FOUR THINGS WE LEARNED: A classic clash, sublime New Orleans Saints and a bad break for Alex Smith

Updated 20 November 2018

FOUR THINGS WE LEARNED: A classic clash, sublime New Orleans Saints and a bad break for Alex Smith

  • Saints once again show why they are serious Super Bowl contenders.
  • Unlucky Alex Smith suffers a horror injury.

LONDON: This is the time of year that can either make or break a team’s regular season. Are they headed for the playoffs or are they set to be on holiday in January? Here is what we learned after week 11 of the NFL.


Where to start analyzing Monday night’s epic in Los Angeles? It was certainly one of the best games of gridiron I have ever seen. From the first kick-off to the final seconds, both sides threw caution to the wind, with the Rams winning by three points in a 54-51 nail-biter — on the way to producing a classic clash that will still be talked about for years to come. 
American Football is often criticized for being too “stop-start,” but watching these two Super Bowl favorites go hammer and tongs for four quarters would have been enough to convert any detractor.
To put into context just how explosive both teams were, it was the first time two teams have scored more than 50 points in a match in the history of the NFL.
While many are praising the defensive qualities of a playoffs-bound Chicago, we are just glad the defensive units did not bother showing up for this one and we had the privilege of watching two blistering offenses in full flow. If either of these teams goes on to win the Super Bowl, they can pinpoint this match as one of the key moments of their season.

It was raining touchdowns in the all-time classic between the Chiefs and the Rams.


When the league fixtures were announced in the summer, the Saints-Eagles match-up was singled out as a test of the two team’s NFC championship credentials. Unlike the Rams and Chiefs extravaganza, though, this ended up being a damp squib of a game. 
Philadelphia just did not turn up, while the Saints — the hottest team in the league at the moment — were imperiously led by Drew Brees to a blowout 48-7 win, which now sits in the record books as worst defeat in the Eagles’ history. 
Brees threw for 363 yards and four touchdowns, meaning that the 9-1 Saints have now scored 40-plus points in three matches in a row and have become the first team in the Super Bowl era to post at least 40 points six times in the first 10 games of the season. It will take a very good team to stop this Saints side from claiming glory in Atlanta next February.

Drew Brees was once again in imperious form for the ever-improving and dangerous Saints. 

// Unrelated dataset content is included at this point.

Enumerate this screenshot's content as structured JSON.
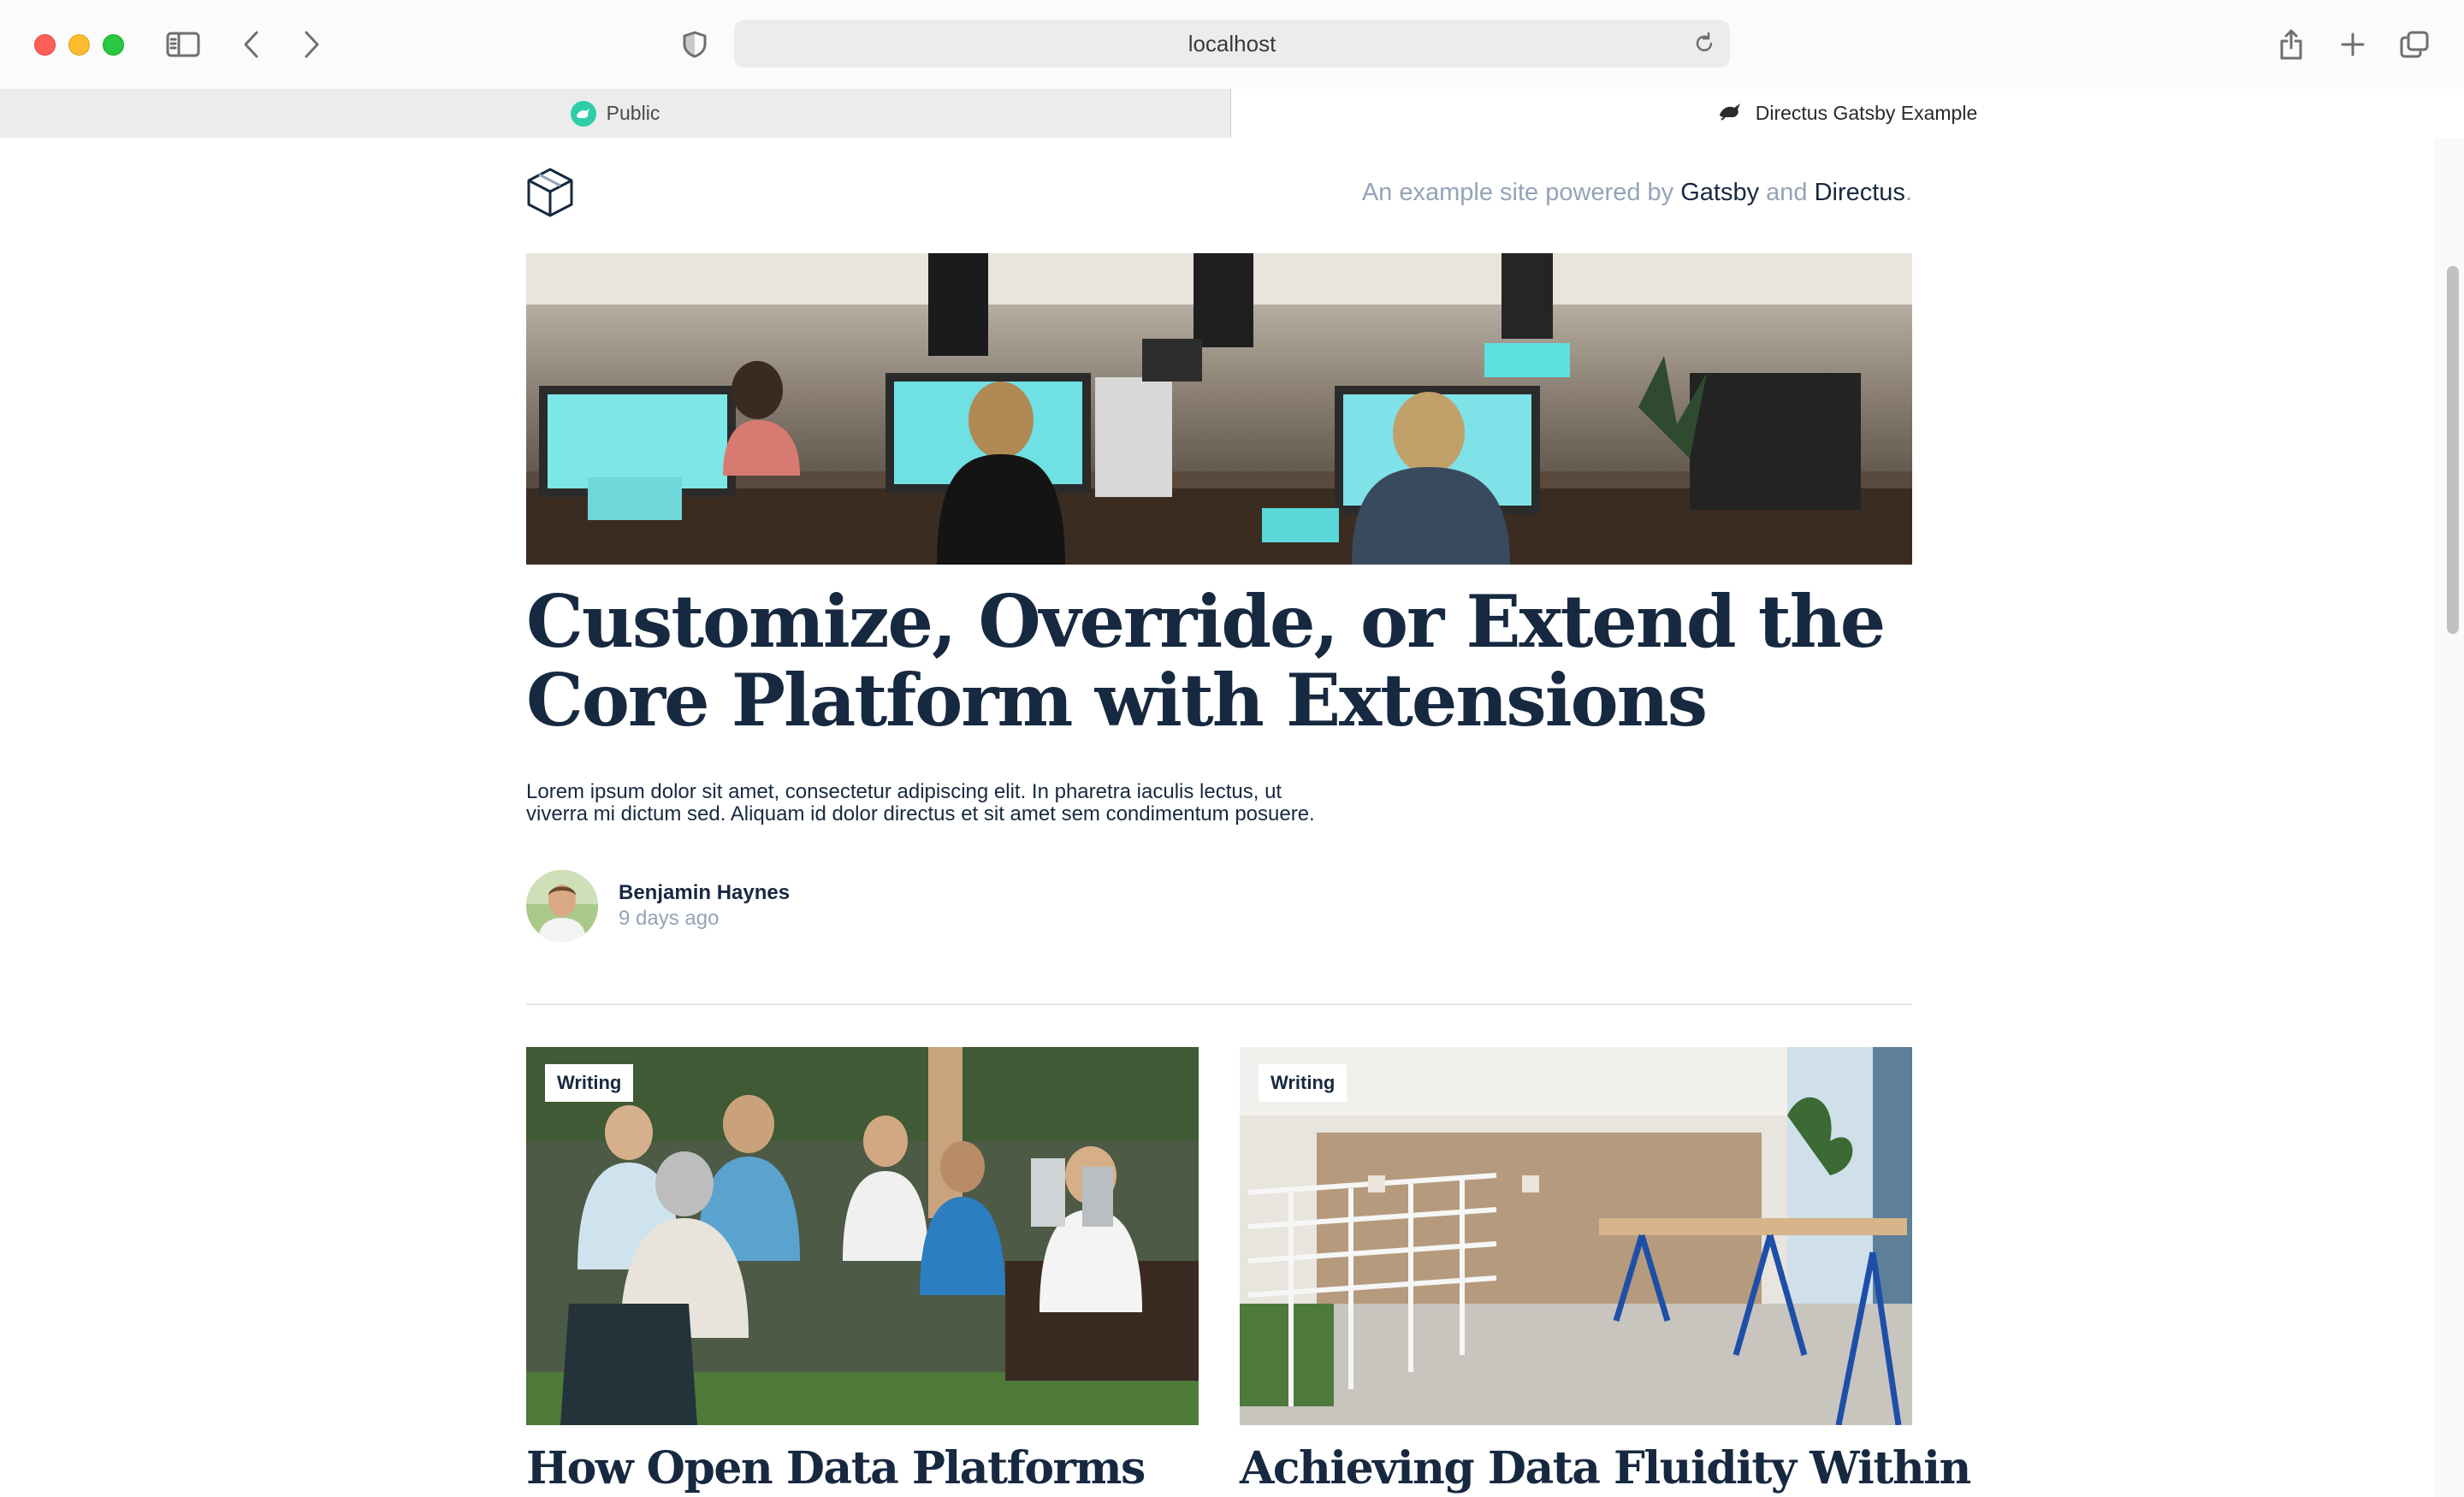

Gridiron is an extremely technical and tactical sport, with coaches and players spending weeks perfecting certain plays. But sometimes a moment of sheer athletic prowess wins out and blows all the spreadsheets and playbook analysis out the window. Week 11 saw its fair share of brilliant moments — from Kenny Golladay’s sublime touchdown catch for the Lions against Carolina, to Juju Smith-Schuster’s unbelievable grab for the Steelers on a late, game-winning drive, not forgetting Odell Beckham’s strength to hold on in the end-zone for a Giants score against Tampa Bay. And those moments are exactly why millions of people tune in to the NFL every week.

Kenny Golladay with his moment of magic during Detriot's 20-19 win over Carolina. 


Much progress has been made in preventing concussion and serious head injuries in the NFL in recent years. Rule changes and safety measures have been implemented, and we are beginning to see a reduction in the number of head and neck traumas. But in sport, horror injuries can happen — and there is little the league can do to prevent the kind of leg breaks Washington’s Alex Smith suffered during their game against the Texans. Everyone watching immediately knew the severity of the break, and it is clear Smith faces a lengthy recovery. Such injuries can end careers. Here’s hoping he makes it back.

Alex Smith being stretchered off after his horror injury suffered against the Texans.